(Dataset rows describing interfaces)
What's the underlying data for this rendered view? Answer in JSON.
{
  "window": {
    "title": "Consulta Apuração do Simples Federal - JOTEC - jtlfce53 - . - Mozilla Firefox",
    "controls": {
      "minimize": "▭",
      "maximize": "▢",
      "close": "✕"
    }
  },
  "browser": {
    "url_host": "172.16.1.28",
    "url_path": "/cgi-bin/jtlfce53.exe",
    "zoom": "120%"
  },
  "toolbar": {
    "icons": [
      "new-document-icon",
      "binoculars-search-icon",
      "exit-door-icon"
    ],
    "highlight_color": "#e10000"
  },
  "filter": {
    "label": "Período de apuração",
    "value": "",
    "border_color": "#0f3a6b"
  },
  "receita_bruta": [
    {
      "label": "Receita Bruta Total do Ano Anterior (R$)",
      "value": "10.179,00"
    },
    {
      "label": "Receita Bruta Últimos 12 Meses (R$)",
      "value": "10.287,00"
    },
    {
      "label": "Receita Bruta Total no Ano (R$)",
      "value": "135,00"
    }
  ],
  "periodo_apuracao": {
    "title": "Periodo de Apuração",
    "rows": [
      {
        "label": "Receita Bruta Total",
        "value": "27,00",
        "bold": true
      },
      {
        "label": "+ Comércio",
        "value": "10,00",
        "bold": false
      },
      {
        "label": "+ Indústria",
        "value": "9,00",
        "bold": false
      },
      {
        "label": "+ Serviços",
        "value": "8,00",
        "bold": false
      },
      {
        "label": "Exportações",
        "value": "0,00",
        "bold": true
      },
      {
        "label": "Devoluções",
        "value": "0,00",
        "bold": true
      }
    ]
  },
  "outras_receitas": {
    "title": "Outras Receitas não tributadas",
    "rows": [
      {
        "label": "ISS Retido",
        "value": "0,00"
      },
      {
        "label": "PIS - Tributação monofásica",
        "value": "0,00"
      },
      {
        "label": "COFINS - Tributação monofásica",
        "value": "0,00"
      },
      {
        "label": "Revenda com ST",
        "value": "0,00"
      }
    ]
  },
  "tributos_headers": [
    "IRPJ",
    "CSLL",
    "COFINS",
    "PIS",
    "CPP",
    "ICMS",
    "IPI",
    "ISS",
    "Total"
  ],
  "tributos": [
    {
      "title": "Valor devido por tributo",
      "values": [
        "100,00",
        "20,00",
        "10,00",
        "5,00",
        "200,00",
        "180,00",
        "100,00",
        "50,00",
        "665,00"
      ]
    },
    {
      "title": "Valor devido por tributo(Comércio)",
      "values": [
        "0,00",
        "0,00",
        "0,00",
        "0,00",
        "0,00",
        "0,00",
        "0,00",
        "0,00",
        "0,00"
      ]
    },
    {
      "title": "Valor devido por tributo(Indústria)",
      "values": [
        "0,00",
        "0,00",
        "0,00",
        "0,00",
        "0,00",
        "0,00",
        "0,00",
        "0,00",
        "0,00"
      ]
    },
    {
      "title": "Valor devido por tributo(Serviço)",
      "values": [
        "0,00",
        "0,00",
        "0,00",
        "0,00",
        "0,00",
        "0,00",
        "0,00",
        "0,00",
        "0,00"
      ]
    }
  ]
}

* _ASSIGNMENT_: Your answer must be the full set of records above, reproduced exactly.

* _WRITTEN RESPONSE_:
What's the underlying data for this rendered view? Answer in JSON.
{
  "window": {
    "title": "Consulta Apuração do Simples Federal - JOTEC - jtlfce53 - . - Mozilla Firefox",
    "controls": {
      "minimize": "▭",
      "maximize": "▢",
      "close": "✕"
    }
  },
  "browser": {
    "url_host": "172.16.1.28",
    "url_path": "/cgi-bin/jtlfce53.exe",
    "zoom": "120%"
  },
  "toolbar": {
    "icons": [
      "new-document-icon",
      "binoculars-search-icon",
      "exit-door-icon"
    ],
    "highlight_color": "#e10000"
  },
  "filter": {
    "label": "Período de apuração",
    "value": "",
    "border_color": "#0f3a6b"
  },
  "receita_bruta": [
    {
      "label": "Receita Bruta Total do Ano Anterior (R$)",
      "value": "10.179,00"
    },
    {
      "label": "Receita Bruta Últimos 12 Meses (R$)",
      "value": "10.287,00"
    },
    {
      "label": "Receita Bruta Total no Ano (R$)",
      "value": "135,00"
    }
  ],
  "periodo_apuracao": {
    "title": "Periodo de Apuração",
    "rows": [
      {
        "label": "Receita Bruta Total",
        "value": "27,00",
        "bold": true
      },
      {
        "label": "+ Comércio",
        "value": "10,00",
        "bold": false
      },
      {
        "label": "+ Indústria",
        "value": "9,00",
        "bold": false
      },
      {
        "label": "+ Serviços",
        "value": "8,00",
        "bold": false
      },
      {
        "label": "Exportações",
        "value": "0,00",
        "bold": true
      },
      {
        "label": "Devoluções",
        "value": "0,00",
        "bold": true
      }
    ]
  },
  "outras_receitas": {
    "title": "Outras Receitas não tributadas",
    "rows": [
      {
        "label": "ISS Retido",
        "value": "0,00"
      },
      {
        "label": "PIS - Tributação monofásica",
        "value": "0,00"
      },
      {
        "label": "COFINS - Tributação monofásica",
        "value": "0,00"
      },
      {
        "label": "Revenda com ST",
        "value": "0,00"
      }
    ]
  },
  "tributos_headers": [
    "IRPJ",
    "CSLL",
    "COFINS",
    "PIS",
    "CPP",
    "ICMS",
    "IPI",
    "ISS",
    "Total"
  ],
  "tributos": [
    {
      "title": "Valor devido por tributo",
      "values": [
        "100,00",
        "20,00",
        "10,00",
        "5,00",
        "200,00",
        "180,00",
        "100,00",
        "50,00",
        "665,00"
      ]
    },
    {
      "title": "Valor devido por tributo(Comércio)",
      "values": [
        "0,00",
        "0,00",
        "0,00",
        "0,00",
        "0,00",
        "0,00",
        "0,00",
        "0,00",
        "0,00"
      ]
    },
    {
      "title": "Valor devido por tributo(Indústria)",
      "values": [
        "0,00",
        "0,00",
        "0,00",
        "0,00",
        "0,00",
        "0,00",
        "0,00",
        "0,00",
        "0,00"
      ]
    },
    {
      "title": "Valor devido por tributo(Serviço)",
      "values": [
        "0,00",
        "0,00",
        "0,00",
        "0,00",
        "0,00",
        "0,00",
        "0,00",
        "0,00",
        "0,00"
      ]
    }
  ]
}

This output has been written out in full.